In addition to prohibiting certain interests in contracts, article 18 contains another prohibition which may be relevant here. General Municipal Law, §805-a(1)(a) prohibits a municipal officer or employee from directly or indirectly, soliciting any gift, or accepting or receiving any gift having a value of $75 or more, in the form of, inter alia, a loan, under circumstances in which it could be reasonably inferred that the gift was intended or reasonably expected to influence him in the performance of official duties or was intended as a reward for official action. In addition to any other penalty provided by law, a person who knowingly and intentionally violates this provision may be fined, suspended or removed from office or employment in the manner provided by law (General Municipal Law, §805-a(2); but cf., People v Moore, 85 Misc 2d 4, 377 NYS2d 1005, holding the prohibition on accepting or receiving gifts unconstitutionally vague as a basis for criminal prosecution). Whether the loan constitutes a gift under circumstances which are within the prohibition of section 805-a is a question of fact to be determined in the first instance by the town. To avoid any possible inference of an illegal gift, however, the planning board chairman should consider repaying the loan as expeditiously as possible.
The town's code of ethics should also be examined to determine whether it contains any pertinent provisions. General Municipal Law, §806(1) requires every town to have a code of ethics setting forth for the guidance of its officers and employees the standards of conduct reasonably expected of them. A code of ethics may regulate or prescribe conduct which is not expressly prohibited by article 18, and may provide for the prohibition of conduct (id.). Therefore, we believe that a town's code of ethics may regulate the ability of town officers and employees to borrow money from individuals or entities that contract with the town.

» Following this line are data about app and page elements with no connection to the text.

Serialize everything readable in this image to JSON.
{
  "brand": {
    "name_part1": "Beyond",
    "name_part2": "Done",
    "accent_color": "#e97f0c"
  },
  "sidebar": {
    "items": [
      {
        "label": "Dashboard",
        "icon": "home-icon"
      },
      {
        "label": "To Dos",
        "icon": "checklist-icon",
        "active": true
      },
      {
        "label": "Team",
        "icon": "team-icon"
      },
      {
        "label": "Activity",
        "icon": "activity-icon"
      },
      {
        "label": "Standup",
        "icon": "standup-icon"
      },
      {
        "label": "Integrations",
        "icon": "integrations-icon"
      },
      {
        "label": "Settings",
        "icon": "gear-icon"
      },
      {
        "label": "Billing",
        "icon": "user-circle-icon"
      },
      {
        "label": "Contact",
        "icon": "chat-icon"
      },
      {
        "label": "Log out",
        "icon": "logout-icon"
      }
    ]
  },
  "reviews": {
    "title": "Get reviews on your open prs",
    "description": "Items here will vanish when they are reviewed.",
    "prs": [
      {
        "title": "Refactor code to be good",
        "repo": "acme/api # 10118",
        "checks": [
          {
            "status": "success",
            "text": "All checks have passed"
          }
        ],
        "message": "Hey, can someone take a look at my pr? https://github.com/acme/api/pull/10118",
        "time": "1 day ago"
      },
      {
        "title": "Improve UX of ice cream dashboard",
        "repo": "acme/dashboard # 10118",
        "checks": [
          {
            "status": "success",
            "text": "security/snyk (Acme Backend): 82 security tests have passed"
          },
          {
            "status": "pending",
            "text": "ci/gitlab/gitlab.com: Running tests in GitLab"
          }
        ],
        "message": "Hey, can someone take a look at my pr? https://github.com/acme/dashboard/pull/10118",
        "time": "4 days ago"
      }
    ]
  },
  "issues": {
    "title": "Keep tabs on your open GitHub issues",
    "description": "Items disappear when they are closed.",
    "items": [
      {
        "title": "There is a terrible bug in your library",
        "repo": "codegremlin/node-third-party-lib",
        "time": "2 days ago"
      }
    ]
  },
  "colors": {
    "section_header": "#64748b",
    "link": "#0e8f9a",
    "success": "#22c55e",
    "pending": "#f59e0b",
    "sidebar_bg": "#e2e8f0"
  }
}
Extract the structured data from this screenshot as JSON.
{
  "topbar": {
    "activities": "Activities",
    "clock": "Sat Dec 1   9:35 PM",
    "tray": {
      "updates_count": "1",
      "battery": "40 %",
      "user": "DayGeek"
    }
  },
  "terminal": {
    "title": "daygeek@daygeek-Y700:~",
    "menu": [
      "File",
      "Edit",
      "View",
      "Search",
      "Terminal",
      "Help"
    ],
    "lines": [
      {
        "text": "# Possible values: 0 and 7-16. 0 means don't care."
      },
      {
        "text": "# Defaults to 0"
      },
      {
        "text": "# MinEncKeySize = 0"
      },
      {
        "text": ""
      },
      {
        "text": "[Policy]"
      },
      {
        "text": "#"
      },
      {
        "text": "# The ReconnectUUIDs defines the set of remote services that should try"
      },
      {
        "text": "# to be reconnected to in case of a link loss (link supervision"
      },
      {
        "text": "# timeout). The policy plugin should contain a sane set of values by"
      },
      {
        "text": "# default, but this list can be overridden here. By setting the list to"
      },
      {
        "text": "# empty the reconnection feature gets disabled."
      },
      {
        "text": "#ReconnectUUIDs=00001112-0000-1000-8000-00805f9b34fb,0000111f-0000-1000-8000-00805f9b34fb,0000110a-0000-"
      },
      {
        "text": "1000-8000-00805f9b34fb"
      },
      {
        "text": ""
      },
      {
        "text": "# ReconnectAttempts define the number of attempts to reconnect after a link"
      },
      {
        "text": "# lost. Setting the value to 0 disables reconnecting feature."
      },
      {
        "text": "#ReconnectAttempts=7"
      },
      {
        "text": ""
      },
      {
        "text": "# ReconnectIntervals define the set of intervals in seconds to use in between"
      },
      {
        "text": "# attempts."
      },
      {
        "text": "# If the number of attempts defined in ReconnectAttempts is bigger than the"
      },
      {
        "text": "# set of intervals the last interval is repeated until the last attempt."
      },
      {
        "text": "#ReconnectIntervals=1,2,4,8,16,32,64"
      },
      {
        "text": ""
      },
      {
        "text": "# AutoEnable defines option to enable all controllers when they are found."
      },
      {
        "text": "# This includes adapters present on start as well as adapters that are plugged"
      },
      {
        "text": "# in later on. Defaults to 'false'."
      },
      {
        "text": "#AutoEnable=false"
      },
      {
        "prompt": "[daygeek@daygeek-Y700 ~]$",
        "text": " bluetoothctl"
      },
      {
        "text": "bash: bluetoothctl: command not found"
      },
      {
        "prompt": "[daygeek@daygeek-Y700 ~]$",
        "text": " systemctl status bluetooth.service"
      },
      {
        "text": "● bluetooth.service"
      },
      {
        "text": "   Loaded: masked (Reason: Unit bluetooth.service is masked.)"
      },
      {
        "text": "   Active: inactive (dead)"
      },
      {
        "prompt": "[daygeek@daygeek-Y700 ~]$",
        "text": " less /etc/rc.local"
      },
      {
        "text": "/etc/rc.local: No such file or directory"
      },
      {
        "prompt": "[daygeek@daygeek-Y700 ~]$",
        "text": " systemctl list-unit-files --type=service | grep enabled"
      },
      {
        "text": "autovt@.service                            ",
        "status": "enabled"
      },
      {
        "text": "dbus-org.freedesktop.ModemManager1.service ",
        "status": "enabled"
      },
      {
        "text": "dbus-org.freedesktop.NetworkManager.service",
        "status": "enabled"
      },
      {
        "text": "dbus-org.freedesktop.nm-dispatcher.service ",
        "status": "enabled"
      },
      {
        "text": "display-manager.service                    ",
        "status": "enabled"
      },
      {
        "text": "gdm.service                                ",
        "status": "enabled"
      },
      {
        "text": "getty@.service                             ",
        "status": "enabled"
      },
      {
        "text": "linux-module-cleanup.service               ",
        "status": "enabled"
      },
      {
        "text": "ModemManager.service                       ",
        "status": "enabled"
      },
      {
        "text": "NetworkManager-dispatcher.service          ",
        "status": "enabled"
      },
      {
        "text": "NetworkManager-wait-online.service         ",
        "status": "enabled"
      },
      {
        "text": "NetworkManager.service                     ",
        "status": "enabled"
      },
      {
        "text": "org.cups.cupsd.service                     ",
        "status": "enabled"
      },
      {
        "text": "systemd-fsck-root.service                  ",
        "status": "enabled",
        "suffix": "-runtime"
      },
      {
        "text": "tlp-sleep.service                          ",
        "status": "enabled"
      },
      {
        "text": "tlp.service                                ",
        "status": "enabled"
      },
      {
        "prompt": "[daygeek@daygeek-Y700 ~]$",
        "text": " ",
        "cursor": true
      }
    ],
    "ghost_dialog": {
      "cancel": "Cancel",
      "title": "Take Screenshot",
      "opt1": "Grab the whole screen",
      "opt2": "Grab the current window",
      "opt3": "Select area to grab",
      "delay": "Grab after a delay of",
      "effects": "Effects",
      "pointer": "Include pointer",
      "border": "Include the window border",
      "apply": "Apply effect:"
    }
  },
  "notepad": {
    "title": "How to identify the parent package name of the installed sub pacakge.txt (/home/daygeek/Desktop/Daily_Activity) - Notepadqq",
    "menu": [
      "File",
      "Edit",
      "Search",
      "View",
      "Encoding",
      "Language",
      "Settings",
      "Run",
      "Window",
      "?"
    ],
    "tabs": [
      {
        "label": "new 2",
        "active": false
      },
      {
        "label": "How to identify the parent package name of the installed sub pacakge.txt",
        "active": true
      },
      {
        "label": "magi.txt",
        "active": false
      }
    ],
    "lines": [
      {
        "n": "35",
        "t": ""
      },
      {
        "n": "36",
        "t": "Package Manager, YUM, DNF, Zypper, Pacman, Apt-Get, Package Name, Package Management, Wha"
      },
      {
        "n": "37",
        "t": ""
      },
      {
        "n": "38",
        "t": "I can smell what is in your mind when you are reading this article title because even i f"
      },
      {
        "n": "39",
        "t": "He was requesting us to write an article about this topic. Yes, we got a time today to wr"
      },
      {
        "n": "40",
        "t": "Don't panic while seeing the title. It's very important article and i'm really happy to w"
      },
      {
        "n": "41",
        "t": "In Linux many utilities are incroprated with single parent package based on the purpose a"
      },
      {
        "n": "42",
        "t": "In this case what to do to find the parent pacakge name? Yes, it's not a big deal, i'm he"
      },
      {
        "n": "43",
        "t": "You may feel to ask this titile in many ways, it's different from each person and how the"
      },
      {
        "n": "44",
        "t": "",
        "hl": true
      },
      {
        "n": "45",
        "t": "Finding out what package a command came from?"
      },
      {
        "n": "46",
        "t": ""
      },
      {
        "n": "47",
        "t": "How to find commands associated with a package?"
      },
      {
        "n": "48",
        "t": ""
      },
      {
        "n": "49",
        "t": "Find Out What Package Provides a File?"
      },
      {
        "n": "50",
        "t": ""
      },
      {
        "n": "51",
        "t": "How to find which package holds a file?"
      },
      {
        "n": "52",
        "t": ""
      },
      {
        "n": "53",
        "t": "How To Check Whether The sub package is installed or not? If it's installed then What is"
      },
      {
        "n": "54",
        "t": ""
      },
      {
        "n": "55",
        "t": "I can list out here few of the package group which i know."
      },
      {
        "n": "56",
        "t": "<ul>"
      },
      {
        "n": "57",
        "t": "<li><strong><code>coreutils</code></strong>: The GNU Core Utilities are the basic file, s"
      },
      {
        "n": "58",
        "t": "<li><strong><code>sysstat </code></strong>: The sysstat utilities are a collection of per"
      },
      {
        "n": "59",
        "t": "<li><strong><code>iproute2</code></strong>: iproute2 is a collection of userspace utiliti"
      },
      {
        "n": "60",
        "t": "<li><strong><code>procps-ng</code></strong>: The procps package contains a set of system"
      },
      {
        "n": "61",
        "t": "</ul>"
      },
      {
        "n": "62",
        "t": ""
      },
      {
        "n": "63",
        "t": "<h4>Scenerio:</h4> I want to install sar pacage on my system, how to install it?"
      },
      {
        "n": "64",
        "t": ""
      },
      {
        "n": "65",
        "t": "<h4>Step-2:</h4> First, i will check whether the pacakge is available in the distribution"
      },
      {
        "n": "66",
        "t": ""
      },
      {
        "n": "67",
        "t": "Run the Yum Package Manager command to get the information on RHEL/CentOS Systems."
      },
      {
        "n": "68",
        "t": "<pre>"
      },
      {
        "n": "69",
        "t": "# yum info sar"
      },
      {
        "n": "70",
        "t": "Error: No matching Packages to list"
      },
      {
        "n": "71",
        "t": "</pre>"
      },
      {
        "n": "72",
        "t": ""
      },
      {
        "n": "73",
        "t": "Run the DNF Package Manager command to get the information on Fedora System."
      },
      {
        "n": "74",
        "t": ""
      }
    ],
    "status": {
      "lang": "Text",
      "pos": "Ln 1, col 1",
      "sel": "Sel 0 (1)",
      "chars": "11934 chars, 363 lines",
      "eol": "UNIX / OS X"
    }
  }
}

Finally, we note that the courts of this State have held public officials to a high standard of conduct and, on occasion, have negated certain actions, which, although not violating the literal provisions of article 18 of the General Municipal Law or a municipality's code of ethics, violate the spirit and the intent of these enactments, are inconsistent with public policy, or suggest self interest, partiality or economic impropriety (see, e.g. Zagoreos v Conklin, 109 AD2d 281, 491 NYS2d 358; Matter of Tuxedo Conservation Taxpayers Ass'n v Town Board of the Town of Tuxedo, 69 AD2d 320, 418 NYS2d 638; Conrad v Hinman, 122 Misc 2d 531, 471 NYS2d 521; see also Cahn v Planning Board of the Town of Gardiner, 157 AD2d 252, 557 NYS2d 488). Based on these considerations, to avoid the appearance of impropriety, the planning board chairman should not participate in the discussion or vote on matters affecting the consulting engineer or undertake a review of the engineer's vouchers, while the chairman's loan from the engineer is outstanding. If only the chairman may approve the engineer's vouchers, we believe it is incumbent upon the chairman to repay the loan in question.
February 11, 1992